Have you ever sat in a meeting discussing a marketing email (or something similar) where lots of people have said ‘oooh we have to say this’ and ‘we have to tell them that’? Then a compliance manager chips in about some small print, and the manager of another team emails to say that you have to include a paragraph about a new, unrelated, product? The final draft ends up long and dense, with every single paragraph and sentence argued over.

The problem is, most of the people you send it to won’t read it in that level of detail. It’s a marketing email, for pity’s sake – we’ve got better things to do with our time. You’ve got very low-invested readers, but you’ve written as if they’re very high-invested ones who will pore over every word.

Good writing takes low-invested readers – those towards the left of our sliding scale – and moves them towards the right, turning them into readers with a higher investment. There are a few ways it can do this, including:

  • Focussing on just one or two main messages.
  • Starting with a headline and introduction that explain the benefit and show it’s relevant to the reader
  • Being easy to navigate, with a mix of short and medium-length paragraphs, and perhaps some bullet points and subheads (but not too many)
  • Using clear, straightforward, conversational, concrete, active language

…in other words, the basic techniques of good writing that we bang on about all the time.

In most business contexts, you’re rarely going to turn a very low-invested reader into a very high-invested one. Instead, you want to nudge your readers away from the extreme left, a few inches rightwards – which should translate into a few more sales, or customers with a clearer understanding of what they need to do, depending on the point of the letter.

The trap to avoid is imagining that, because it’s your letter that your business is sending out, readers will sit down, make a cup of tea and read it with intense care. They won’t.

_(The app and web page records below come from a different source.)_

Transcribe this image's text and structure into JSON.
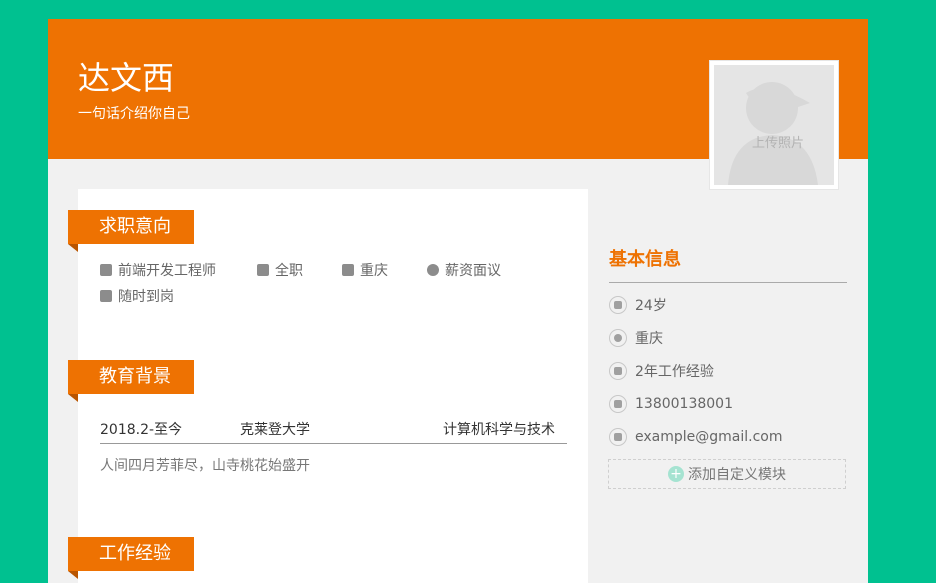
{
  "header": {
    "name": "达文西",
    "slogan": "一句话介绍你自己",
    "photo_label": "上传照片"
  },
  "intent": {
    "title": "求职意向",
    "items": [
      {
        "icon": "briefcase-icon",
        "text": "前端开发工程师"
      },
      {
        "icon": "id-card-icon",
        "text": "全职"
      },
      {
        "icon": "city-icon",
        "text": "重庆"
      },
      {
        "icon": "money-icon",
        "text": "薪资面议"
      },
      {
        "icon": "calendar-icon",
        "text": "随时到岗"
      }
    ]
  },
  "education": {
    "title": "教育背景",
    "period": "2018.2-至今",
    "school": "克莱登大学",
    "major": "计算机科学与技术",
    "description": "人间四月芳菲尽，山寺桃花始盛开"
  },
  "work": {
    "title": "工作经验"
  },
  "basic_info": {
    "title": "基本信息",
    "items": [
      {
        "icon": "calendar-icon",
        "text": "24岁"
      },
      {
        "icon": "location-icon",
        "text": "重庆"
      },
      {
        "icon": "work-experience-icon",
        "text": "2年工作经验"
      },
      {
        "icon": "phone-icon",
        "text": "13800138001"
      },
      {
        "icon": "mail-icon",
        "text": "example@gmail.com"
      }
    ],
    "add_label": "添加自定义模块"
  },
  "colors": {
    "accent": "#ee7202",
    "background": "#00c190",
    "panel": "#f1f1f1"
  }
}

Yet I see business after business that writes as if they will. If you want to avoid that trap, write well, write clearly, understand your readers and give them something as relevant and readable as you can.